Don’t be intimidated. The Badgers boast a big offensive line. As in, really big. The weights up front are as follows: 320, 330, 315, 315 and 330. Nebraska’s defensive coordinator Carl Pelini isn’t even trying to play it cute regarding what kind of challenge that size up front can pose.

“They’re as good an offensive line as we’ve faced sense we’ve been here,” Pelini said. “I liken them to Oklahoma or Texas. We’ve faced guys that size. We just have to play with good technique.”

The only way to counteract size like that is through speed and aggressiveness. Whereas Wisconsin has clearly proven that they can protect Heisman favorite Russell Wilson against the likes of South Dakota, they have yet to face off against a defense like the one that the Huskers bring to the table. With Dennard back, Wilson will hold on to the ball just a little bit longer – which in turn will give Crick and David the opportunity to make necessary plays.

Going against a huge offensive line makes things difficult on certain levels, but opens the game up in others. Nebraska’s ability to play to their advantages will ultimately be the difference in whether the team comes away with a win or a loss.

Don’t get tired. Part of the reason that the Huskers’ defense has been so inconsistent this year is because they’ve been caught in a rough spot. For one thing, the defense has been short-handed all season long, particularly in the secondary, which in turn forces everyone else to alter their game.

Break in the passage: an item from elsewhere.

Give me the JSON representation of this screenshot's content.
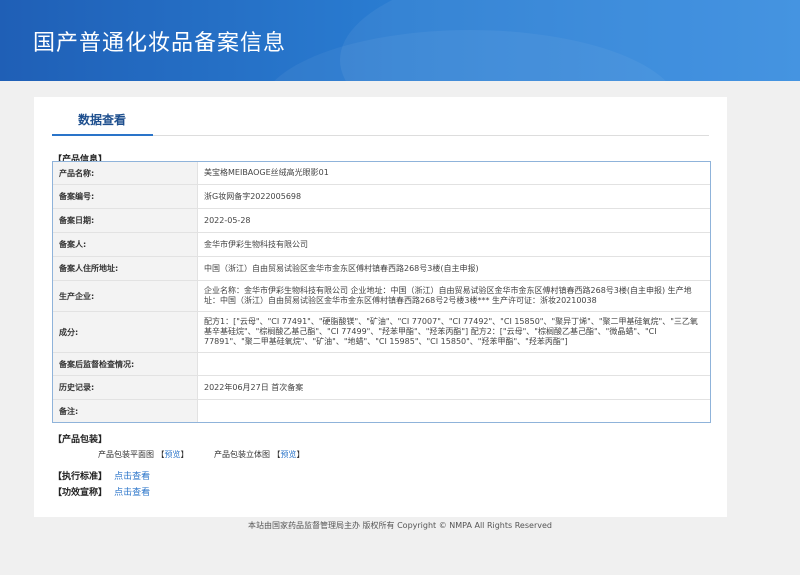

The need to compensate for their secondary deficiencies has forced the Huskers to expend more energy, which in turn tires them out faster.

Then, when you couple that with the fact that Tim Beck’s new and improved speedy offense inadvertently presents more three-and-outs and a shorter field time for the offense, you see why an already worn-down defense may get even more tired as the game progresses.

Unfortunately, football isn’t a game of excuses. The circumstances are what they are, and the Huskers have to adjust accordingly. This is the biggest game of the year and, if ever there was a time for the squad to suck it up and play through the pain, this Saturday is it.